Enrolments are increasing every year but since we have only 35 seat in each class, we have to limit admission. There is a positive trend in retention too. Earlier, children used to go back to villages and never return, as most them belong to the family of migrant workers but now they go just during the vacation and for some days if needed, by submitting an application before leaving.
She further informed that the school is working on increasing the number of classrooms as some people have sponsored portable cabins for the school.
As the school enters the 11th year of its existence, Ms. Aneja hopes that the support received by the school grows so that it can serve more students and aid their development. Talking about the challenges faced by the teachers and school administration, she said that some students are very distracted and they are working on such students with the help of their parents to bring their attention to studies.
She highlighted that some of the current students are extraordinary performers and are very dedicated even with minimal resources. The school also helps meritorious students get sponsorships to pursue higher studies.
Till now one batch of four students passed Class 12, in 2018-19. As per the principal, each student scored first division. She further said that out of these four students, one girl is perusing Bachelor of Arts from PG College Lukhnow, one boy is doing Bachelor of Computer Application at St. Andrew College, Gurgaon, one boy is a correspondence student of Data entry from SGT (Shree Guru Gobind Singh Tricentenary) College, Gurgaon while one girl had to take a year’s drop since her mother has been diagnosed with cancer. Ms. Aneja signs off saying,

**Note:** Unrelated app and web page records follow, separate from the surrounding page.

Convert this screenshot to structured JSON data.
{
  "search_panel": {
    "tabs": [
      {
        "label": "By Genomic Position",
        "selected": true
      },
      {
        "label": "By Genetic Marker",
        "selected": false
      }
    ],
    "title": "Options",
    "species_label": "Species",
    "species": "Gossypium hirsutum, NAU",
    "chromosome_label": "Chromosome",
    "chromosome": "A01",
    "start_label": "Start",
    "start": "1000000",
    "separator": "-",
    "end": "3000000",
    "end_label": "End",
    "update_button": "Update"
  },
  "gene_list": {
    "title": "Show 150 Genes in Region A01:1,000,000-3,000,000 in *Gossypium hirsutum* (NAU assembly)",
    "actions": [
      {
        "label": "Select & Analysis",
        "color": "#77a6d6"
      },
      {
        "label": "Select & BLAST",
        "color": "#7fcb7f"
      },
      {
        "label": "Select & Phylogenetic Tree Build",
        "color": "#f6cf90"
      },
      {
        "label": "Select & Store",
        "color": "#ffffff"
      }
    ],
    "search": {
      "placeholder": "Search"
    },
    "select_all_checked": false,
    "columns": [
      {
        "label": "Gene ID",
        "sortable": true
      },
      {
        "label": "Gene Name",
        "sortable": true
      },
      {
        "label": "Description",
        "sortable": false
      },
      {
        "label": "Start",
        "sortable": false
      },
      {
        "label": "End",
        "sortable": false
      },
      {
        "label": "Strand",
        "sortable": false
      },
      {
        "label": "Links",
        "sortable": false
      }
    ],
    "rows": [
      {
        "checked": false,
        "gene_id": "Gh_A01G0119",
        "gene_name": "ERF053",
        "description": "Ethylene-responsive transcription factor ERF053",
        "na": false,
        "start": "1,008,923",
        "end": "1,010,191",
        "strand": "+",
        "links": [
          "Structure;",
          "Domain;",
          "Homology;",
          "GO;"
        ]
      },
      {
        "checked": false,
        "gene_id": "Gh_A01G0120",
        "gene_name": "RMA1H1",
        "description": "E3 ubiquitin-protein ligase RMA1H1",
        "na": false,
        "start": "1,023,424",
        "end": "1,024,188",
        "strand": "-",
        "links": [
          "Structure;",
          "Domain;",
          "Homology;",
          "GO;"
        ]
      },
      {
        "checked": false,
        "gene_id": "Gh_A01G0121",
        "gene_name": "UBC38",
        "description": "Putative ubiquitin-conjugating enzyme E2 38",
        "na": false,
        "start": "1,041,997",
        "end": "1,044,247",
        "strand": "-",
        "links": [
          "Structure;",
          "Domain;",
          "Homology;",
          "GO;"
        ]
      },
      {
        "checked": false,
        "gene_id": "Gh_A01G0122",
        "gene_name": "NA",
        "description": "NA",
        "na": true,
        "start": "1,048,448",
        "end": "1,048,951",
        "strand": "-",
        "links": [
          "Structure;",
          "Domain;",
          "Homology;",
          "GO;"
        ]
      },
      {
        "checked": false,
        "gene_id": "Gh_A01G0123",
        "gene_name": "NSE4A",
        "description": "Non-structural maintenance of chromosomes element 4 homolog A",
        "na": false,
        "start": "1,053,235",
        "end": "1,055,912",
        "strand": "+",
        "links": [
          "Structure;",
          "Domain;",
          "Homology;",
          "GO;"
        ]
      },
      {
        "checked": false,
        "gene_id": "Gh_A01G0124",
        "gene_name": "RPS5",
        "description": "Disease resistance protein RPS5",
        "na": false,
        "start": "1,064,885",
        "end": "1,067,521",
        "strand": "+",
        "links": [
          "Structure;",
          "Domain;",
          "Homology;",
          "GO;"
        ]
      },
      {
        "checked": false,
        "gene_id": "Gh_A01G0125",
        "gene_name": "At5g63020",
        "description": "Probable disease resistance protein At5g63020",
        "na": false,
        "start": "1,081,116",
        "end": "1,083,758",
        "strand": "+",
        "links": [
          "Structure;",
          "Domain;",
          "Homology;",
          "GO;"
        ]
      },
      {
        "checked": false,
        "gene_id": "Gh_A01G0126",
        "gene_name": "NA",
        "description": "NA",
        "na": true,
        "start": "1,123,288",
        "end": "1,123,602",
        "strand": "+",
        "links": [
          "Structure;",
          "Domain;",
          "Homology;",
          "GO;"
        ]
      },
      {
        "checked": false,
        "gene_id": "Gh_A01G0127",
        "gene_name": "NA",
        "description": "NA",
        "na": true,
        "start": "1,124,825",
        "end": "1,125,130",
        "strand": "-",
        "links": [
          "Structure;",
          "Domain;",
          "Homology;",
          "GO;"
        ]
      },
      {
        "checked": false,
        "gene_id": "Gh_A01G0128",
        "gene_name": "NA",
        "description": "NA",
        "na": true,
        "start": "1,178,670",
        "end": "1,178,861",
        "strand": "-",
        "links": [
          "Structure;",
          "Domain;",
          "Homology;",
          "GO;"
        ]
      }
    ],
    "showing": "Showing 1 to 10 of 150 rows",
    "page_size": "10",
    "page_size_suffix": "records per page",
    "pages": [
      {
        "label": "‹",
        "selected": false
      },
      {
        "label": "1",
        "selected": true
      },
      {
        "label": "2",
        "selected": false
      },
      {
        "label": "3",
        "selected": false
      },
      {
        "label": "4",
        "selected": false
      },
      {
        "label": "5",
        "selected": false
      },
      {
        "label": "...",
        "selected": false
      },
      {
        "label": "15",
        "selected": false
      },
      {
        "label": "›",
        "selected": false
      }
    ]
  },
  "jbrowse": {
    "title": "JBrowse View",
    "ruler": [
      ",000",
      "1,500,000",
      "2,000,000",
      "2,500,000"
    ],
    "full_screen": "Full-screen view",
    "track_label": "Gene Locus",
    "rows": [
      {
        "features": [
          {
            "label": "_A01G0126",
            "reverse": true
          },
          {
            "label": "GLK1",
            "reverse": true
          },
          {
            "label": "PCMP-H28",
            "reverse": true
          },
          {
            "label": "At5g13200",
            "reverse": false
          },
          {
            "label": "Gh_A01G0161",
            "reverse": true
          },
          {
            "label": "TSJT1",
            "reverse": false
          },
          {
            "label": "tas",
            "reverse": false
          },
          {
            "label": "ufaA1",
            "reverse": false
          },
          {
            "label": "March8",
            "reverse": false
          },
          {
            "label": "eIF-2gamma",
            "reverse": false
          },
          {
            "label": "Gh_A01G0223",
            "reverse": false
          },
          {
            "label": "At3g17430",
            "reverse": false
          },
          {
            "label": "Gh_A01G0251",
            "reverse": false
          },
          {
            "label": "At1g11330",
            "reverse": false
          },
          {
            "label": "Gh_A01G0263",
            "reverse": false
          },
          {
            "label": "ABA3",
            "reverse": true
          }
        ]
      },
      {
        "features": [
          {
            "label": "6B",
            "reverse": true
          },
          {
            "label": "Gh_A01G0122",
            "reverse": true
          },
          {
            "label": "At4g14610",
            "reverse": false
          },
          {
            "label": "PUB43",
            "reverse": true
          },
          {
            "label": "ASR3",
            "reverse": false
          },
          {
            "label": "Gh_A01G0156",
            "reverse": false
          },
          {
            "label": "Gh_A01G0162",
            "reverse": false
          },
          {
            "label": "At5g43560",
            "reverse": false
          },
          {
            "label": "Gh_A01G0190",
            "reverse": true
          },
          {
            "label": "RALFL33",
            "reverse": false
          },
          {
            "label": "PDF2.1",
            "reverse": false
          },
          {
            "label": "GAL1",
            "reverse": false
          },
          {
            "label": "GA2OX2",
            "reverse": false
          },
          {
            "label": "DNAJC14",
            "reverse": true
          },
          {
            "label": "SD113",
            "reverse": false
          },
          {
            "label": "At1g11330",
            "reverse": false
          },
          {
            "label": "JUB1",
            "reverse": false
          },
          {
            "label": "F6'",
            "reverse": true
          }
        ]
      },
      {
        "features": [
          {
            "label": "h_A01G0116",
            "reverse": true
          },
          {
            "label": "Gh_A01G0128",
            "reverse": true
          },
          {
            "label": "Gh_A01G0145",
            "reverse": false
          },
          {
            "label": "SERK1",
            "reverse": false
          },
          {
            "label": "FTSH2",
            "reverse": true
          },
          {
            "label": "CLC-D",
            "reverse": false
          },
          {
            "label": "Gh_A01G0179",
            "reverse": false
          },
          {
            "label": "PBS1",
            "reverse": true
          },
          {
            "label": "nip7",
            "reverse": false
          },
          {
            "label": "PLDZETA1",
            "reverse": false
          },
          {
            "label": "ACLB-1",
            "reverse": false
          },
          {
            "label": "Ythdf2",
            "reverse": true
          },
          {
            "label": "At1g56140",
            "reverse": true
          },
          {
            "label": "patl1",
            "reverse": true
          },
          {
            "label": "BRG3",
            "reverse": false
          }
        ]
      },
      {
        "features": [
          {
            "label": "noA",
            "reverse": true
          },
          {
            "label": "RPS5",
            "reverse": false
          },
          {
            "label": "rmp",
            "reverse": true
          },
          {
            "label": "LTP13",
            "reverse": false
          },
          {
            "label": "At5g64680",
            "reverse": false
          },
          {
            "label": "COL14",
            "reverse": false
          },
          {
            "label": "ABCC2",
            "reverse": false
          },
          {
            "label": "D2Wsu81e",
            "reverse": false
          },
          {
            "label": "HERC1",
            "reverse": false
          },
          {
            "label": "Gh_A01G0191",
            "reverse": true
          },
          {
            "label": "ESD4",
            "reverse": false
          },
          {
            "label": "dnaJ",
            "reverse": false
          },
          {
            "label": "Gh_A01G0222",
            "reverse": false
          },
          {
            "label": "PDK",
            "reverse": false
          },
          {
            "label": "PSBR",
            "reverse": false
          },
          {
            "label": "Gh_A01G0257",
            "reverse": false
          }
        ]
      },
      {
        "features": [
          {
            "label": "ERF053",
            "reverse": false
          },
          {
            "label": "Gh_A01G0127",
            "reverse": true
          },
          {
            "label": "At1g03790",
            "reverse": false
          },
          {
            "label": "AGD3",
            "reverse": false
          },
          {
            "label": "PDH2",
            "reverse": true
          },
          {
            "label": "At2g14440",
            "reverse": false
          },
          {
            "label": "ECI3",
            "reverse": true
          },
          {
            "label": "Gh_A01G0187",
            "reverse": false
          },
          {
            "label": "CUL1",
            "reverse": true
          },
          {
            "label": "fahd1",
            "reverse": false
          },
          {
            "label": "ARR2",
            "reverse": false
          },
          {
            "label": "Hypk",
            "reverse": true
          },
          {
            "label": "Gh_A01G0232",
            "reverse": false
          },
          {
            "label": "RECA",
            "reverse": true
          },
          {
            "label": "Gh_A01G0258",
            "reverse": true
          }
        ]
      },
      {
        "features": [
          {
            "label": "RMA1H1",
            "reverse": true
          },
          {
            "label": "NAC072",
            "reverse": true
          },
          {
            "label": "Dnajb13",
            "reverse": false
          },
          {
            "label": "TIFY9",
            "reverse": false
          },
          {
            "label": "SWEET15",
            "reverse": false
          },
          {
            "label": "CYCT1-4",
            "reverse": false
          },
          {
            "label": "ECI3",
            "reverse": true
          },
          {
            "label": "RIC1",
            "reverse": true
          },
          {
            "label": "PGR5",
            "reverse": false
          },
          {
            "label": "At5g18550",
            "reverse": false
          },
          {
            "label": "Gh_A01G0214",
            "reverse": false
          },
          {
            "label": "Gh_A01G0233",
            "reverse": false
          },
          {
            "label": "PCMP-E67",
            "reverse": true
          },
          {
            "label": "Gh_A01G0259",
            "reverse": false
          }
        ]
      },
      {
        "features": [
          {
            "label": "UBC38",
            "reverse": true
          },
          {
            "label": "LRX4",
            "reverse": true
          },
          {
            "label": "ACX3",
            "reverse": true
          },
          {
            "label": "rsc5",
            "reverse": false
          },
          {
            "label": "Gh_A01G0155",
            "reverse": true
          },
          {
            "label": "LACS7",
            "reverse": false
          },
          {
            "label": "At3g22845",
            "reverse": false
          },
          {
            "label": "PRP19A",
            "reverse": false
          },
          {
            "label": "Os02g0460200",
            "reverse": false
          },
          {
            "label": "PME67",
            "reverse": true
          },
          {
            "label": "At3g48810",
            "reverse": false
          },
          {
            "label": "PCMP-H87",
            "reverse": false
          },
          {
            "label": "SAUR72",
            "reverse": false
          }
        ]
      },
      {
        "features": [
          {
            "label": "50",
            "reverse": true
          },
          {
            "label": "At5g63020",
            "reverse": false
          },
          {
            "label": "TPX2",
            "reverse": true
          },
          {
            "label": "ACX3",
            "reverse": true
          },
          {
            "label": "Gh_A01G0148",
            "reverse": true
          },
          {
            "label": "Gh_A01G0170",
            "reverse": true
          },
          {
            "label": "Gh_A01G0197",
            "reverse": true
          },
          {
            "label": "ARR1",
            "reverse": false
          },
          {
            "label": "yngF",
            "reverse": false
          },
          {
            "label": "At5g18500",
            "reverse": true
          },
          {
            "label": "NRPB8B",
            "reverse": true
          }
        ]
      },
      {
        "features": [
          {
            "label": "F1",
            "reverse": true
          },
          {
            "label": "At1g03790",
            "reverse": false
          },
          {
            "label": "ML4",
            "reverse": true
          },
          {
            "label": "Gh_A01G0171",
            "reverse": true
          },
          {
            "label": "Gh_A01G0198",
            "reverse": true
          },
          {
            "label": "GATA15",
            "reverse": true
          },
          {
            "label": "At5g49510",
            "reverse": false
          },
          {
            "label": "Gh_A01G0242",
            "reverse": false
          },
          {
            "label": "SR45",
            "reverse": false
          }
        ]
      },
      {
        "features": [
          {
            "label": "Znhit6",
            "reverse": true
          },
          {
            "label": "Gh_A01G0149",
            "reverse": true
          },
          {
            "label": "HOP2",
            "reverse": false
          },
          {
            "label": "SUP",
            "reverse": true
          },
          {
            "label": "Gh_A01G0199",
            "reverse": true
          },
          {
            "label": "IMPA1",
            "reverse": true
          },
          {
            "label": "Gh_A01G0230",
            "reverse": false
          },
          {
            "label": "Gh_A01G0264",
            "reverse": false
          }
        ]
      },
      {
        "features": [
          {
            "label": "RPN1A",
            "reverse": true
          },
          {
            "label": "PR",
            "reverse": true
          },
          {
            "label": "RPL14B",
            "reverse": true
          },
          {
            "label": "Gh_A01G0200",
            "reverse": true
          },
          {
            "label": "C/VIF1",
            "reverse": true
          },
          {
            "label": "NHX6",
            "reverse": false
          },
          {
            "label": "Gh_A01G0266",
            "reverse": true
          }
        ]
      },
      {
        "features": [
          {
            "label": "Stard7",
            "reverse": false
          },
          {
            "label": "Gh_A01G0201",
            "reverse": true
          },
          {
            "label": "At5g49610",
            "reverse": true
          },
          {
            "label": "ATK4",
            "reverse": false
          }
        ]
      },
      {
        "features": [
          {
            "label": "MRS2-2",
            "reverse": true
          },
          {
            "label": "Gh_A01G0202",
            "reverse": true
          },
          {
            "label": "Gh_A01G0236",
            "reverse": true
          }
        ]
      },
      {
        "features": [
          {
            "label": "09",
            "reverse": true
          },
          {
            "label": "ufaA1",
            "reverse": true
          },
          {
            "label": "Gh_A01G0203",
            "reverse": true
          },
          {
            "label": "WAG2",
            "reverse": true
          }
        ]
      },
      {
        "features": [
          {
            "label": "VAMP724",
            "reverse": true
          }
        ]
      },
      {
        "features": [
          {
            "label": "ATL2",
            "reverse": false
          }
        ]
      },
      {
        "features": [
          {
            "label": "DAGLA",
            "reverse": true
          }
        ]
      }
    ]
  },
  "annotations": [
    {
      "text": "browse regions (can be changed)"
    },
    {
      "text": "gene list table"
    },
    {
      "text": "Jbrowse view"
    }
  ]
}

A very long time has passed since the mid-day meal scheme was launched in the country. It is time that we widen the scope of this scheme to cover students enrolled in private schools as well. Just as Surva Siksha Abhiyaan provides an opportunity for the underprivileged children to attain education at private school, Mid-Day meal scheme should help these kids to get healthy food.